The 2007 Louis Agassiz Medal is awarded to Charles Raymond for his contributions to the study of the motion of glaciers and ice sheets, combining rigorous field experiments with innovative theoretical analysis of physical processes.

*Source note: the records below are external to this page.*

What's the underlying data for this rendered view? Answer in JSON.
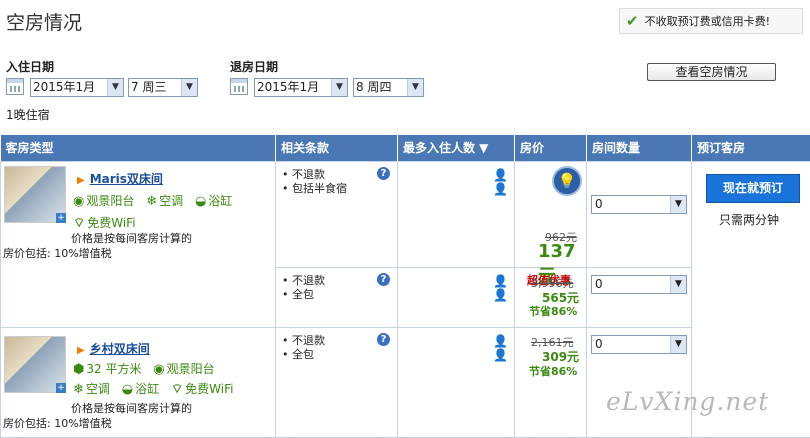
{
  "page": {
    "title": "空房情况",
    "nofee": "不收取预订费或信用卡费!"
  },
  "checkin": {
    "label": "入住日期",
    "month": "2015年1月",
    "day": "7 周三"
  },
  "checkout": {
    "label": "退房日期",
    "month": "2015年1月",
    "day": "8 周四"
  },
  "check_button": "查看空房情况",
  "nights": "1晚住宿",
  "table": {
    "headers": [
      "客房类型",
      "相关条款",
      "最多入住人数 ▼",
      "房价",
      "房间数量",
      "预订客房"
    ],
    "book_button": "现在就预订",
    "book_note": "只需两分钟"
  },
  "rooms": [
    {
      "name": "Maris双床间",
      "amenities": [
        "观景阳台",
        "空调",
        "浴缸",
        "免费WiFi"
      ],
      "note": "价格是按每间客房计算的",
      "includes": "房价包括: 10%增值税",
      "offers": [
        {
          "terms": [
            "不退款",
            "包括半食宿"
          ],
          "old": "962元",
          "new": "137元",
          "tag": "超值优惠",
          "qty": "0"
        },
        {
          "terms": [
            "不退款",
            "全包"
          ],
          "old": "3,956元",
          "new": "565元",
          "tag": "节省86%",
          "qty": "0"
        }
      ]
    },
    {
      "name": "乡村双床间",
      "amenities": [
        "32 平方米",
        "观景阳台",
        "空调",
        "浴缸",
        "免费WiFi"
      ],
      "note": "价格是按每间客房计算的",
      "includes": "房价包括: 10%增值税",
      "offers": [
        {
          "terms": [
            "不退款",
            "全包"
          ],
          "old": "2,161元",
          "new": "309元",
          "tag": "节省86%",
          "qty": "0"
        }
      ]
    }
  ],
  "watermark": "eLvXing.net"
}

Professor Charles Raymond’s major contributions to glaciology span more than 30 years and have advanced the quantitative understanding of glacier and ice-sheet flow. His research combines rigorous field experiments with innovative theoretical analysis of physical processes, focusing on important and challenging problems. His work on ice flow, observed by borehole deformation measurements, still stands as one of the most ambitious and successful field studies of the flow law. Raymond’s work on surging glaciers, with students and colleagues, comprised a decade-long field study of Variegated Glacier in Alaska, whose surge in 1982-83 resulted in a collection of outstanding data and publications that still form the central corpus of knowledge about surging and surge mechanisms. Raymond has been a pioneer in applying numerical (finite element) methods in glaciology. He recognized the best records of ice-sheet fluctuations are preserved in isochronal layers in slow-moving ridges of polar ice sheets, where complicated stress patterns require this approach. In a landmark publication in 1983, he pointed out that layers beneath a stable ice divide should be arched upward, important for interpreting ice cores, which are often extracted near divides. It took another 10 years before these so-called “Raymond bumps” were first observed. Subsequent innovative analysis of these arches has provided new insight allowing progress toward unraveling the flow history of the West Antarctic Ice sheet. The behaviour of the WAIS is strongly influenced by changing activity of fast flowing ice streams and so it was natural for Raymond to investigate and contribute significantly to elucidating the controls (mechanical and thermodynamical) of fast flow. Raymond’s work is innovative, with clarity of thought and exposition. On a wider front Raymond is committed to education, sharing his ideas among more than 20 graduate students, numerous post docs and colleagues with a generosity of time and spirit.